• Head south (parallel the parking lot) on the wide Babbitt Trail, which gradually curves east and climbs for a little more than 2 miles.
• Turn right to the Goshawks Trail, a 1.6-mile uphill and downhill trek on mostly doubletrack with decent footing.
• Turn right at a junction onto the Thunder Trail, which is mostly downhill and loops around after passing several side trails that either add or subtract mileage but eventually get you to the same point.
• At the junction featuring no less than six directional signs, turn right on the Babbitt Trail and follow it slightly less than a mile back to the lodge and the main trailhead.
Do not be distracted by the many offshoot trails. On the first section of the Babbitt Trail alone, there are five. One such trail, Wapiti, just looks like a faint outline in the grassy meadow between the pines, but eventually it becomes a “real” trail that meanders more than two miles and dead ends at two yurts.
Those seeking shade and mini-forests of ponderosa and aspen will enjoy the Goshawk and Thunder trails. Actually, the Thunder provides a little of everything: big trees, verdant meadows, both uphill and downhill and a slog through the faintest of trails thankfully delineated by tiny blue ribbons to show the way.
It’s only at the start of the Babbitt Trail and the middle part of the Thunder Trail that you can hear the traffic roar by on Highway 180, a pet peeve for those seeking the illusion of solitude. The rest of the trip seems secluded. In fact, on a Sunday morning, I saw nary a soul on the trails, even though there were several camping groups nearby.
So, after this pleasant sojourn, I’m rethinking my view of cross-country ski resorts in the dry months.
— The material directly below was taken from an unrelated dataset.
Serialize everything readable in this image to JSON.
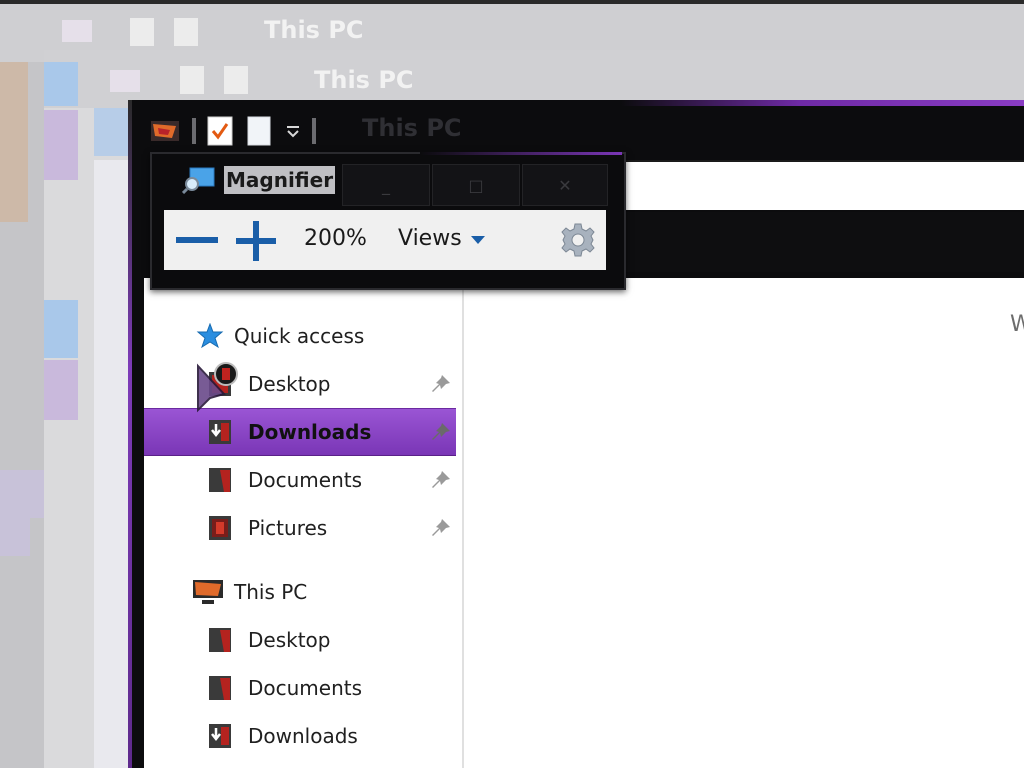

It makes sense to put the trails to use before the snow comes and transforms the area once more into a winter wonderland.
Sam McManis can be reached at email@example.com or (928) 556-2248.